Below are records; print only the lines from the line containing "Convert this screenshot" to the end, both included, reproduced exactly and without the pictures.

* * *

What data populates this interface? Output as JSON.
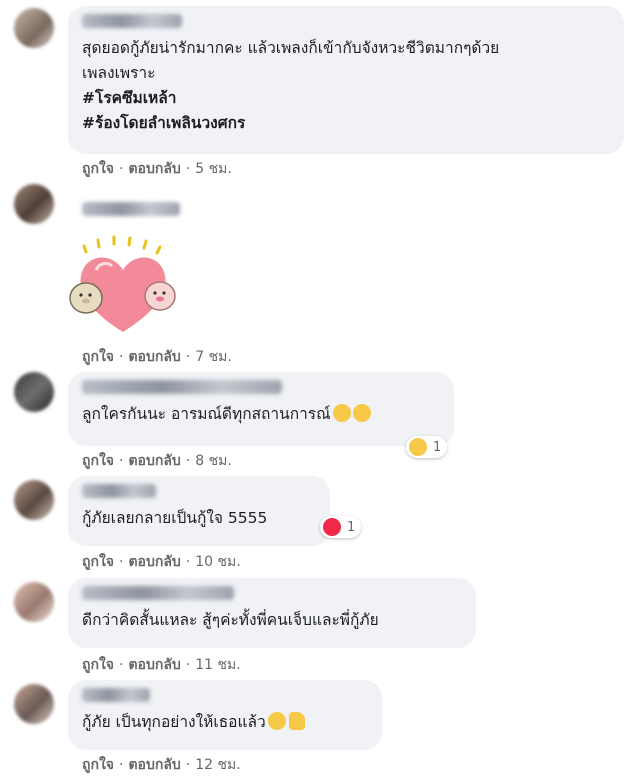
{
  "comments": [
    {
      "lines": [
        "สุดยอดกู้ภัยน่ารักมากคะ แล้วเพลงก็เข้ากับจังหวะชีวิตมากๆด้วย",
        "เพลงเพราะ"
      ],
      "hashtags": [
        "#โรคซึมเหล้า",
        "#ร้องโดยลำเพลินวงศกร"
      ],
      "like": "ถูกใจ",
      "reply": "ตอบกลับ",
      "time": "5 ชม."
    },
    {
      "sticker": "heart-bears-sticker",
      "like": "ถูกใจ",
      "reply": "ตอบกลับ",
      "time": "7 ชม."
    },
    {
      "lines": [
        "ลูกใครกันนะ อารมณ์ดีทุกสถานการณ์"
      ],
      "reaction_count": "1",
      "like": "ถูกใจ",
      "reply": "ตอบกลับ",
      "time": "8 ชม."
    },
    {
      "lines": [
        "กู้ภัยเลยกลายเป็นกู้ใจ 5555"
      ],
      "reaction_count": "1",
      "like": "ถูกใจ",
      "reply": "ตอบกลับ",
      "time": "10 ชม."
    },
    {
      "lines": [
        "ดีกว่าคิดสั้นแหละ สู้ๆค่ะทั้งพี่คนเจ็บและพี่กู้ภัย"
      ],
      "like": "ถูกใจ",
      "reply": "ตอบกลับ",
      "time": "11 ชม."
    },
    {
      "lines": [
        "กู้ภัย เป็นทุกอย่างให้เธอแล้ว"
      ],
      "like": "ถูกใจ",
      "reply": "ตอบกลับ",
      "time": "12 ชม."
    }
  ],
  "separator": "·",
  "colors": {
    "bubble": "#f0f2f5",
    "meta": "#65676b",
    "heart": "#f0284a"
  }
}
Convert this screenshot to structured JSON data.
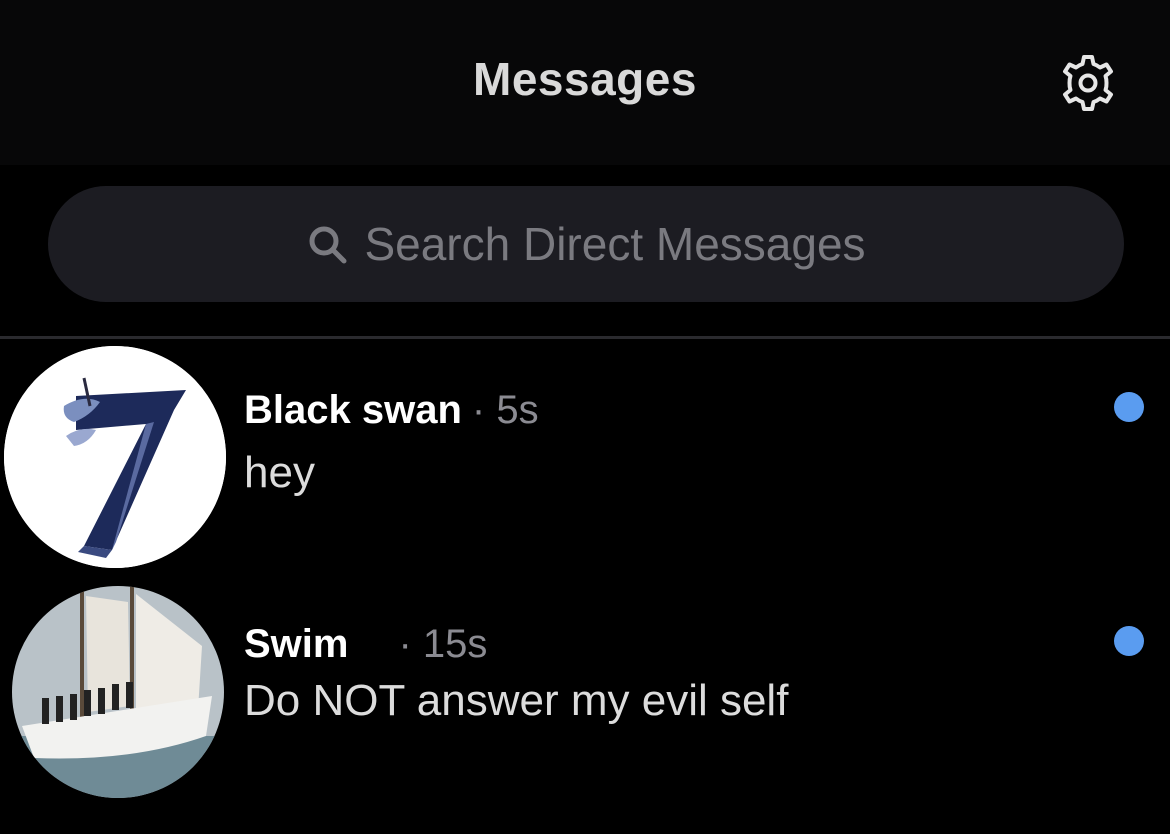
{
  "header": {
    "title": "Messages",
    "settings_icon": "gear-icon"
  },
  "search": {
    "placeholder": "Search Direct Messages",
    "icon": "search-icon"
  },
  "conversations": [
    {
      "name": "Black swan",
      "time": "· 5s",
      "preview": "hey",
      "unread": true,
      "avatar_icon": "seven-logo-avatar"
    },
    {
      "name": "Swim",
      "time": "· 15s",
      "preview": "Do NOT answer my evil self",
      "unread": true,
      "avatar_icon": "sailboat-photo-avatar"
    }
  ],
  "colors": {
    "background": "#000000",
    "unread_dot": "#5a9cf0",
    "search_bg": "#1c1c22"
  }
}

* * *

TASK RESULT:
Convert this screenshot to structured JSON data.
{
  "header": {
    "title": "Messages",
    "settings_icon": "gear-icon"
  },
  "search": {
    "placeholder": "Search Direct Messages",
    "icon": "search-icon"
  },
  "conversations": [
    {
      "name": "Black swan",
      "time": "· 5s",
      "preview": "hey",
      "unread": true,
      "avatar_icon": "seven-logo-avatar"
    },
    {
      "name": "Swim",
      "time": "· 15s",
      "preview": "Do NOT answer my evil self",
      "unread": true,
      "avatar_icon": "sailboat-photo-avatar"
    }
  ],
  "colors": {
    "background": "#000000",
    "unread_dot": "#5a9cf0",
    "search_bg": "#1c1c22"
  }
}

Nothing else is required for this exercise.